“We want to experience the dogpile and going to Omaha and getting the chance to win a national championship,” said TCU pitcher Brandon Finnegan, who will start Saturday’s opener against Pepperdine right-hander Corey Miller (9-4). “I mean, that’s why we come to the field every day juiced up. We’re ready to roll and get this thing going.”
TCU faced some strong teams in the MWC, but never dealt with the depth of quality pitching the Big 12 puts on the mound. And in 2014, the league’s pitching was as good and as deep as ever.
“Overall the pitching I saw in the Big 12 was better than most of the other conferences,” said ESPN analyst Keith Moreland, who will do the color for the Fort Worth Super Regional on ESPNU. “The depth from the starter to the guys they could go get in the bullpen and the guys that were closing.”

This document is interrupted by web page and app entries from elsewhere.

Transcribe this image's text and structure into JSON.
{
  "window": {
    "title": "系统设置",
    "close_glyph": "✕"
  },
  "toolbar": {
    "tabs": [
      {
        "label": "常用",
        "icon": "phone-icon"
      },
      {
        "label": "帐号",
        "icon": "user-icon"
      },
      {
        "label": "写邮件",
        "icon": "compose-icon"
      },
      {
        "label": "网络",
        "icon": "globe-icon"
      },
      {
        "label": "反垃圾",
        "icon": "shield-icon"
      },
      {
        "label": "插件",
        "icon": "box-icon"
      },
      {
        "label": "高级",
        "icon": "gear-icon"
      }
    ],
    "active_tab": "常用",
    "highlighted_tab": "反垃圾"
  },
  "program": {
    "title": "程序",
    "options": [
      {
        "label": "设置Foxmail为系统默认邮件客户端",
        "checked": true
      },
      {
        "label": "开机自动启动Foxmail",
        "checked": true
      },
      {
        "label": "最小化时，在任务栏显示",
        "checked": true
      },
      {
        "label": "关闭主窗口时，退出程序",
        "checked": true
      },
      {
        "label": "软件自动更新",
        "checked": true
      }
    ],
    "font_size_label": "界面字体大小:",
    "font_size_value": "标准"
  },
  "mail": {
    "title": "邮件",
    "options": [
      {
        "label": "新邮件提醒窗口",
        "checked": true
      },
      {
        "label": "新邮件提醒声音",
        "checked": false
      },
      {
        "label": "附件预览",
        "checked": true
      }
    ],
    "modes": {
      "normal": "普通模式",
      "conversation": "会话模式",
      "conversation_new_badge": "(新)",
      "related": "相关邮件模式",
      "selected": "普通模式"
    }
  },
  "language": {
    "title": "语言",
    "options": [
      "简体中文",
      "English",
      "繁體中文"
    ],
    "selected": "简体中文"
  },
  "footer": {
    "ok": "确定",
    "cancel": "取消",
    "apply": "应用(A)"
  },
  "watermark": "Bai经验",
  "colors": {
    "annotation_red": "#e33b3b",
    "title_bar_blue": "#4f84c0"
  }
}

Moreland, who played at Texas and spent 12 years in the major leagues, still gives the nod to the Southeastern Conference as the toughest league. The SEC sent 10 of its 14 teams to the postseason. But only two of them are still standing — Ole Miss and Vanderbilt.
“I think the Big 12’s top four or five teams could’ve played in that league and done just fine,” Moreland said. “I’m not sure the lower third had the depth to play in that league. And there are some good coaches there, and they won’t be down there long.”
K-State and OU — two super regional teams a year ago — didn’t even qualify for the postseason this year, which highlights the cutthroat nature of the Big 12 at the moment. Texas, which finished fifth in the league, and Texas Tech, which finished fourth, went on the road and escaped tough regionals to earn the right to host super regionals.
Texas is trying to return to its record 35th CWS appearance. Texas Tech is two wins from its first trip. OSU has been there 19 times but not since 1999. TCU’s lone CWS appearance was in 2010.
All four are tantalizing close now.
“Knowing it is two games away from the promised land kind of gives everybody a positive uplift,” said Odell, who was a freshman in ’12. “Looking back on it now I don’t feel like I cherished it as much as I should have. I feel like I had a little bit left in the tank that I always wished that I’d given a little more. I didn’t understand what I understand now about the game.
“We know what the atmosphere is like and it’s so close.”